“We should be focused on gathering intelligence from this suspect right now that can help our nation understand how this attack occurred and what may follow in the future.
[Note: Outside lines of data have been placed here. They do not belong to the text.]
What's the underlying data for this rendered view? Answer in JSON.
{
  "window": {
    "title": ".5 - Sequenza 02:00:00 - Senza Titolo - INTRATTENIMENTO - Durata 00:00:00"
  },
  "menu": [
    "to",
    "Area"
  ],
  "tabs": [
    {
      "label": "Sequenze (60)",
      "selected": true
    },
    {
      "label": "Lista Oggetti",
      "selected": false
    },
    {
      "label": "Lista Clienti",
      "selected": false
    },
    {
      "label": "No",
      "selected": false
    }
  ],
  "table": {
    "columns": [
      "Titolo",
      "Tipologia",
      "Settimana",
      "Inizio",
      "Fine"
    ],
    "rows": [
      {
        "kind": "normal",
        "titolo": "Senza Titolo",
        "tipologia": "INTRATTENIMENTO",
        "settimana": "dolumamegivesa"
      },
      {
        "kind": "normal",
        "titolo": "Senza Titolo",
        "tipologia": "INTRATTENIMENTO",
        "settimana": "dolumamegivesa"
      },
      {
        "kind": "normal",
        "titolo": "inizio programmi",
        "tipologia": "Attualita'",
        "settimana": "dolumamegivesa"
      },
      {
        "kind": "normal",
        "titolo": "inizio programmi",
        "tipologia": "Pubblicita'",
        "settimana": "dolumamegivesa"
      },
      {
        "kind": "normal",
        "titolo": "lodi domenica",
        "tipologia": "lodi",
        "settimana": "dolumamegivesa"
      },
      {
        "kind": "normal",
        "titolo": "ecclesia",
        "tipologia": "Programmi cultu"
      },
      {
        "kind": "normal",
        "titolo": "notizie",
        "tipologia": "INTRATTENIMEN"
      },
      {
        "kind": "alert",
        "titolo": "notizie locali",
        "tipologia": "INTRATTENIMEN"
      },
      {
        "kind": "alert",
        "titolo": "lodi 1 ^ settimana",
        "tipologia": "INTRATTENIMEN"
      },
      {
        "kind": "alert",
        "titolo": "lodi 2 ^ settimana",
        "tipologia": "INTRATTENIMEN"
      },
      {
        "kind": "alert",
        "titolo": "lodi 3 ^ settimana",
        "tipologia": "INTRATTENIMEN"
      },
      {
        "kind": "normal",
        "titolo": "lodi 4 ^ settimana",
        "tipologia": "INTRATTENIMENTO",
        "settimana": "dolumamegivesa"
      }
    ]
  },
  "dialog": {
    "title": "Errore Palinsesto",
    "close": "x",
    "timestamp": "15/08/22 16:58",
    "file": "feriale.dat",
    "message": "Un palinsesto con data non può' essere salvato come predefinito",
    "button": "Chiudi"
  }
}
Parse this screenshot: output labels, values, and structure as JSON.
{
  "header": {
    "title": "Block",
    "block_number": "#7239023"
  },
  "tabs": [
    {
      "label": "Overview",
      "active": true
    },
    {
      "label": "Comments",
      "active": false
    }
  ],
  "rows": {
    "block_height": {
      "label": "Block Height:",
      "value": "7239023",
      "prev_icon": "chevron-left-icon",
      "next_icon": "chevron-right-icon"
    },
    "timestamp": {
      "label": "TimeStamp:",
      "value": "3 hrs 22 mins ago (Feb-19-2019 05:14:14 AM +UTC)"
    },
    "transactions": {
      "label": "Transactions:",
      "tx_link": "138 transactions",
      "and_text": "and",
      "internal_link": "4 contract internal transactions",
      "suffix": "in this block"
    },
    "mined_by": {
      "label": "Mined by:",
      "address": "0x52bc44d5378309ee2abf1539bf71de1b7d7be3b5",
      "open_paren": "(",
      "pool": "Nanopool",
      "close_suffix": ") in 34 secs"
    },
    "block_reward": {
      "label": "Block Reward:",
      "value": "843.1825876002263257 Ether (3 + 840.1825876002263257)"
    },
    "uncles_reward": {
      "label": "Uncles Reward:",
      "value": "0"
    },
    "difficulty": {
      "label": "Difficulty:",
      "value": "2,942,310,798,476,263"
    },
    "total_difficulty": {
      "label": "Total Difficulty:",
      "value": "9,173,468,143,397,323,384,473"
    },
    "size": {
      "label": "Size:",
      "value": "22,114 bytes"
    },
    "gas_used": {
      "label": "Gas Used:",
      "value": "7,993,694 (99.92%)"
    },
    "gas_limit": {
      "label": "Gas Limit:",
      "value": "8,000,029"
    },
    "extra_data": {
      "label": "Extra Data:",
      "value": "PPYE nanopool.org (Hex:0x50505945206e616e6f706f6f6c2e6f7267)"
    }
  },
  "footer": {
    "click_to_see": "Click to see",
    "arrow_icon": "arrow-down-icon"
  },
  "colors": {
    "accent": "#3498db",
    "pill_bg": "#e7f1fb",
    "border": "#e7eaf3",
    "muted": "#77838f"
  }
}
That should be our focus, not a future domestic criminal trial that may take years to complete,” Graham said in an April 20 joint statement with his GOP kindred spirits Kelly Ayotte of New Hampshire and John McCain of Arizona, with a guest appearance by Rep. Peter T. King, R-N.Y.
Graham has made repeated TV and radio appearances since April 19 to get attention for his point of view, although the Justice Department is clearly taking a different course, announcing that it had filed criminal charges Monday in U.S. District Court in Boston.
“We hope that this prosecution will bring some small measure of comfort both to the public at large and to the victims and their families that justice will be served,” U.S. Attorney Carmen Ortiz said in a statement. “While we will not be able to comment on any possible communications between the suspect and law enforcement at this time, as a general rule, the government will always seek to elicit all the actionable intelligence and information we can from terrorist suspects taken into our custody.”
Graham said that he was well aware that information obtained during an interrogation outside the traditional criminal justice process would not permit statements to be admissible in a civilian court, but he said that the evidence in place is so substantial that a “first year law student” could secure a conviction in this case.
“It is imperative that we have time with this suspect, not to prove his guilt or innocence — there’s ample evidence of that — but to gather intelligence as to what he may know about terrorist organizations” or other individuals who may be plotting attacks on the United States, Graham told reporters.